Google Beefs Up Privacy Rules for Chrome Extensions; Researcher Discovers New Loophole to Detect Incognito Mode

Google Beefs Up Privacy Rules for Chrome Extensions; Researcher Discovers New Loophole to Detect Incognito Mode

July 24, 2019 Off By Anindita Ghosh
Google Beefs Up Privacy Rules for Chrome Extensions; Researcher Discovers New Loophole to Detect Incognito Mode

Google has expanded the requirement of posting privacy policies for Chrome extensions

Highlights
  • Chrome extensions will be required to request access to least user data
  • Google has provided guidelines for developers to adopt new changes
  • Incognito Mode flaw has been detected in Storage Quota Management API

Google has updated its User Data Policy to beef up privacy rules for third-party Chrome extensions. The new move comes as a follow-up on the Project Strobe update that the search giant announced back in late May. The Project Strobe is aimed to impose a root-and-branch review of third-party developer access to user data. In a separate development, a security researcher has found a way to detect Incognito Mode without leveraging the FileSystem API loophole that Google is set to fix through Chrome 76 later this month.

As a result of the new changes to the User Data Policy designed for Chrome Web Store, all third-party Chrome extensions will be required “to only request access to the least amount of data”. Google earlier encouraged developers to request access to the least amount of data, but the new change has come into force as a requirement for all extensions.

Google has also expanded the requirement of posting privacy policies for Chrome extensions. Previously, extensions that handle personal and sensitive user data were required to post a privacy policy.

“Now, we’re expanding this category to include extensions that handle user-provided content and personal communications.

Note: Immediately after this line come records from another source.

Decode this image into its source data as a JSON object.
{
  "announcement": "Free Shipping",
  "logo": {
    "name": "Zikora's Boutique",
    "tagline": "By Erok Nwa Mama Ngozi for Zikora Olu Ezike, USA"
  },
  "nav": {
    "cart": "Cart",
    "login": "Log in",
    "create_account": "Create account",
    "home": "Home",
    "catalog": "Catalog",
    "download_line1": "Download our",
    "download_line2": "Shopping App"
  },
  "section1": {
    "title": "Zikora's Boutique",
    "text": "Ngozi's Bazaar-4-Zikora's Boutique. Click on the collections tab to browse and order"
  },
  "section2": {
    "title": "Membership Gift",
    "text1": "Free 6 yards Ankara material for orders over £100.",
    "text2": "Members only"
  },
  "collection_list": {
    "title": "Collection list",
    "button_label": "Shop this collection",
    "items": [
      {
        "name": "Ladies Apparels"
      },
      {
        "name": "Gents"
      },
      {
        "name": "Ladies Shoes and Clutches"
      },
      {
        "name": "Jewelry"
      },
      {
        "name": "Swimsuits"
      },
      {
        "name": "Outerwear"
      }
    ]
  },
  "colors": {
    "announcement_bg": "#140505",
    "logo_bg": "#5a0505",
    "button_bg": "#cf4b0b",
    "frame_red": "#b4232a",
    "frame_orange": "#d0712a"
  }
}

Of course, extensions must continue to be transparent in how they handle user data, disclosing the collection, use, and sharing of that data,” Alexandre Blondin and Swagateeka Panigrahy of Chrome Product and Policy team noted in the blog post.

The two new changes to the User Data Policy of Chrome Web Store will go into effect starting October 15. Meanwhile, Google has provided guidelines for developers to make their extensions ready for the new change.

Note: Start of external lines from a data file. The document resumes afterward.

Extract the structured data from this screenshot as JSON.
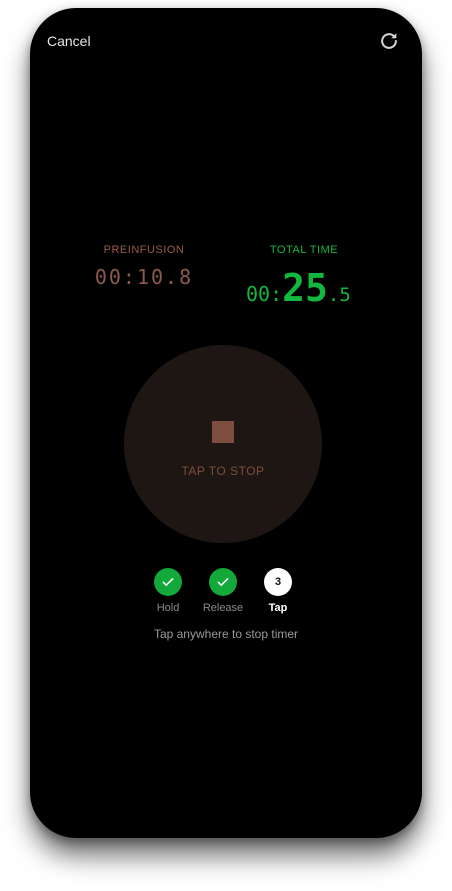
{
  "header": {
    "cancel_label": "Cancel",
    "reset_icon": "refresh-icon"
  },
  "preinfusion": {
    "label": "PREINFUSION",
    "time": "00:10.8"
  },
  "total_time": {
    "label": "TOTAL TIME",
    "minutes": "00:",
    "seconds": "25",
    "tenths": ".5"
  },
  "stop_button": {
    "label": "TAP TO STOP",
    "icon": "stop-icon"
  },
  "steps": [
    {
      "label": "Hold",
      "state": "done",
      "icon": "check-icon"
    },
    {
      "label": "Release",
      "state": "done",
      "icon": "check-icon"
    },
    {
      "label": "Tap",
      "state": "current",
      "number": "3"
    }
  ],
  "hint": "Tap anywhere to stop timer",
  "colors": {
    "background": "#000000",
    "accent_green": "#12b83e",
    "preinfusion_brown": "#8a5a4c",
    "stop_circle": "#1e1612"
  }
}
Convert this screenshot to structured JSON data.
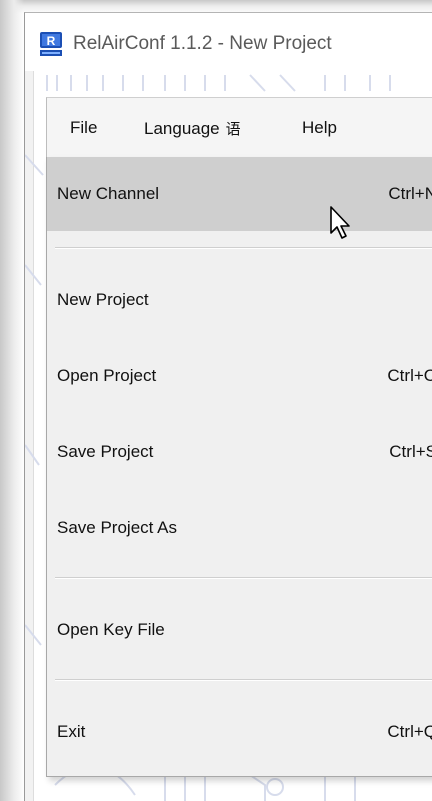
{
  "window": {
    "title": "RelAirConf 1.1.2 - New Project"
  },
  "menubar": {
    "file": "File",
    "language": "Language",
    "language_glyph": "语",
    "help": "Help"
  },
  "file_menu": {
    "items": [
      {
        "label": "New Channel",
        "shortcut": "Ctrl+N",
        "highlighted": true
      },
      {
        "label": "New Project",
        "shortcut": ""
      },
      {
        "label": "Open Project",
        "shortcut": "Ctrl+O"
      },
      {
        "label": "Save Project",
        "shortcut": "Ctrl+S"
      },
      {
        "label": "Save Project As",
        "shortcut": ""
      },
      {
        "label": "Open Key File",
        "shortcut": ""
      },
      {
        "label": "Exit",
        "shortcut": "Ctrl+Q"
      }
    ]
  },
  "icons": {
    "app": "relairconf-app-icon",
    "cursor": "mouse-pointer-icon"
  },
  "colors": {
    "menu_background": "#f0f0f0",
    "highlight": "#cfcfcf",
    "app_icon_blue": "#1b4fb4"
  }
}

“After October 15, 2019, items that violate these updates to the User Data policy will be removed or rejected from the Web Store and will need to become compliant to be reinstated,” the Chrome Product and Policy team members said.

The guidelines ask developers to either inventory the current permissions of their Chrome extensions or switch to alternatives that are “more narrowly scoped.” A list of permissions used and the reasons behind their requirement should be included in the Chrome Web Store listing or within an about page section of the extension. Also, developers are required to request the new permission in the updated version of the extension if they expand the features of their extension or require new permission from end users.

For all extensions that handle “Personal or Sensitive User Data”, including user-provided content and personal communications, the guidelines note that a privacy policy is mandatory. Google also asks developers to handle the user data securely, including transmitting it via modern cryptography.

Aside from the changes designed for Chrome extensions, Google is also bolstering the Incognito Mode of its Chrome browser by updating its FileSystem API. The change, which was announced last week, will be a part of Chrome 76 that’s releasing on July 30. But ahead of the formal release, security researcher and PhD student Vikas Mishra claims to have found another loophole that makes the Incognito Mode trackable.

The new loophole has been spotted in the Storage Quota Management API that is designed to let Web apps understand how much temporary storage space they can use on the browser and how much of the allotted space remains available.

The researcher explains that in the regular browsing mode, a Web app can use a maximum of 1GB, which is 50 percent of the total available space available to all Web apps. When switched to the Incognito Mode, the storage allotment reduced to a maximum of 120MB. Now, the researcher says that for getting 120MB of storage quota in non-Incognito Mode, the Web app should be used on a system with a 2.4GB hard drive that is not common nowadays.

It is, thus, safe to presume that developers would be able to track the status of the Incognito Mode on Chrome browser if a Web app reports only having up to 120MB of allocated storage space using the Storage Quota Management API.

However, it is worth mentioning here that developers leveraging the loophole within the Storage Quota Management API would only be able to detect whether a user is on the Incognito Mode or using the regular browsing mode. This means the reported flaw won’t provide any access to user data or browsing patterns.